As the dust settles on last week’s budget, it has become clear that financial support for the voluntary sector will take a hit
Scotland’s voluntary sector is facing up to £1 million in cuts from the Scottish Government – despite the heroic role it has played on the pandemic frontline.
As the dust settles on last week’s budget, it has become clear that financial support for charities will take a hit.
The cut – of between £800,000 and £1m – will be made to the Third Sector Unit, which provides support for infrastructure bodies such as the Scottish Council for Voluntary Organisations (SCVO), the Third Sector Interface network and Volunteer Scotland.

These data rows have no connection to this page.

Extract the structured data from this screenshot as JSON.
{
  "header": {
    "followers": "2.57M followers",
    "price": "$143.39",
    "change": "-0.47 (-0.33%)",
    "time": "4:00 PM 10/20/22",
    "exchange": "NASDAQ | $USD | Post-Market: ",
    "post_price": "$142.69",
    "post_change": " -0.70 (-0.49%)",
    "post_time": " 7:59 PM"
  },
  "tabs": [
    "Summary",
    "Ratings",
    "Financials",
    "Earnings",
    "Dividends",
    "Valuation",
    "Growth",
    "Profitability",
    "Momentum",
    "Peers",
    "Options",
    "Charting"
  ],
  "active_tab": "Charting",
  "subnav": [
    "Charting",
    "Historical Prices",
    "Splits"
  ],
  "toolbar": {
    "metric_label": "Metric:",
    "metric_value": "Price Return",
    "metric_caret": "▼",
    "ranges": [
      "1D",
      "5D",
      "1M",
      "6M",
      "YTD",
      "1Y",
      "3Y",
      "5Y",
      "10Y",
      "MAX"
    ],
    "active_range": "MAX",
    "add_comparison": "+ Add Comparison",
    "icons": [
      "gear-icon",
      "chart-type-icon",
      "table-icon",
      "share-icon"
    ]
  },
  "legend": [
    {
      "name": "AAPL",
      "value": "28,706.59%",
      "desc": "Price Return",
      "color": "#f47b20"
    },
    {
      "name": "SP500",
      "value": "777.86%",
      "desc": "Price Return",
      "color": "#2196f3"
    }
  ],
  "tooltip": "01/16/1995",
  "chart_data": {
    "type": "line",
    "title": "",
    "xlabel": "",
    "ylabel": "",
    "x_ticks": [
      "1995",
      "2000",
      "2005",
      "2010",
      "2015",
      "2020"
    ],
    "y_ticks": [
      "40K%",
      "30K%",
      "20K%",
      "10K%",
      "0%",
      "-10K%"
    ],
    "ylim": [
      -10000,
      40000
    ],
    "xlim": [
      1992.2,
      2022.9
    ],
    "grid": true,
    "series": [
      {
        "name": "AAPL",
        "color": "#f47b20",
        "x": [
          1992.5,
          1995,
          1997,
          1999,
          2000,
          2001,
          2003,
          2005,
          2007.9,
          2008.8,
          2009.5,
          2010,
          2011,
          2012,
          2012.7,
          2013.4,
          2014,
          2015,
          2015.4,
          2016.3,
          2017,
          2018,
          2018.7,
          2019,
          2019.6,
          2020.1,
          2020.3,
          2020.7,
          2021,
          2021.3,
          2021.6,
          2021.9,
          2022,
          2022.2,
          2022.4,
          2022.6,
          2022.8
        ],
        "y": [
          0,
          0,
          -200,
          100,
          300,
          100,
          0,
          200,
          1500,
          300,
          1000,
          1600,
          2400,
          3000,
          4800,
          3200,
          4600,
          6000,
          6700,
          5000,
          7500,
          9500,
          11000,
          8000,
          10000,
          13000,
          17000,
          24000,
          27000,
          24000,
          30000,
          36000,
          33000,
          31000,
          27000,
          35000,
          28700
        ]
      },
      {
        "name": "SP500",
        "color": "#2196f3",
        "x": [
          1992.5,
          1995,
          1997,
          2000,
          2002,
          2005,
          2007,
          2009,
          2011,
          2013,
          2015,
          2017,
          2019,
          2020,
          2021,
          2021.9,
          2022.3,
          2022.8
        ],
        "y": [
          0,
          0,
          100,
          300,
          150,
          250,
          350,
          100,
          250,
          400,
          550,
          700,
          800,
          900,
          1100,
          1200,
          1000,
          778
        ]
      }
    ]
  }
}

This is despite the warm words for the sector, and in particular its response to the on-going Covid emergency, from all levels of the Scottish Government – from the first minister down.
While the sector as a whole generally welcomed some of the headline commitments in the aftermath of week’s budget – such as the doubling of the Scottish Child Payment and the raising of care workers’ pay – an analysis of the details has proved less pleasant.
SCVO chief executive Anna Fowlie said: “We are disappointed that despite all the talk of the importance of Scotland’s voluntary sector during the pandemic, the cabinet secretary for finance and the economy thinks it’s acceptable to cut her government’s third sector budget.
“Just that same morning, the Scottish Parliament praised the work of Scotland’s voluntary sector during the pandemic and emphasised the importance of the infrastructure that supports it.
“It is quite incredible that we then saw the Scottish Government plan to reduce its support for voluntary sector infrastructure only a few hours later.
“Voluntary organisations need support to do their vital work for people and communities. Any cut will result in weakened support for voluntary organisations, and their volunteers, across Scotland at a time of rising costs and increased demand.
Labour MSP Pam Duncan-Glancy, who formerly worked in Scotland’s voluntary sector, added: “At a time where we have seen third sector organisations step up and step in, it is absolutely galling that the Scottish Government has ripped £1 million from their budget.
“Throughout the pandemic these organisations have been plugging the gaps in support that the Scottish Government was unable to meet itself – the budget should have guaranteed them more certainty over their funding arrangements, not taking money from their pockets.
“Third sector organisations have kept communities functioning, pulled people from crisis and provided support to so many. It’s absolutely vital that the government recognises their value.”
However, a Scottish Government spokesperson reiterated the administration’s support for the sector, saying: “The third sector is a valued partner and benefits from what SCVO estimated in 2020 to be around £500m in investment across the whole of Scottish Government.
“Next year we will continue to support the third sector across government portfolios. In addition we will invest £25.8m in the third sector infrastructure and programmes to create the best conditions for the sector to recover and thrive.
“We have committed to increase multi-year funding for the third sector and where possible we will do so. However, our ability to fulfil our devolved responsibilities remains hampered by a centralised UK budgeting approach that gives little fiscal flexibility. “
The commitment to shift to multi-year funding models was welcomed – but came with a call for the Scottish Government to stop being “risk averse” and to speed up the creation of a morse stable funding landscape.
SCVO’s Anna Fowlie said: “More welcome is the cabinet secretary’s commitment during the budget debate to multi-year funding for the voluntary sector, and the plans for a resource spending review next May which will allow for spending to be planned on a three to four-year basis.
“While this is an important step towards meaningful multi-year funding for the sector, it is not in itself enough. We look forward to working with the Scottish Government to ensure that this shift to funding voluntary organisations on a multi-year basis includes a shift in practice to include important elements like inflationary uplifts and greater flexibility.
“There is also nothing stopping Scottish Government being less risk averse right now with relatively small amounts of money. This would make a huge difference to the stability and confidence of charities, community organisations and social enterprises, allowing them to focus on the people they work with rather than wasting time continually chasing money.”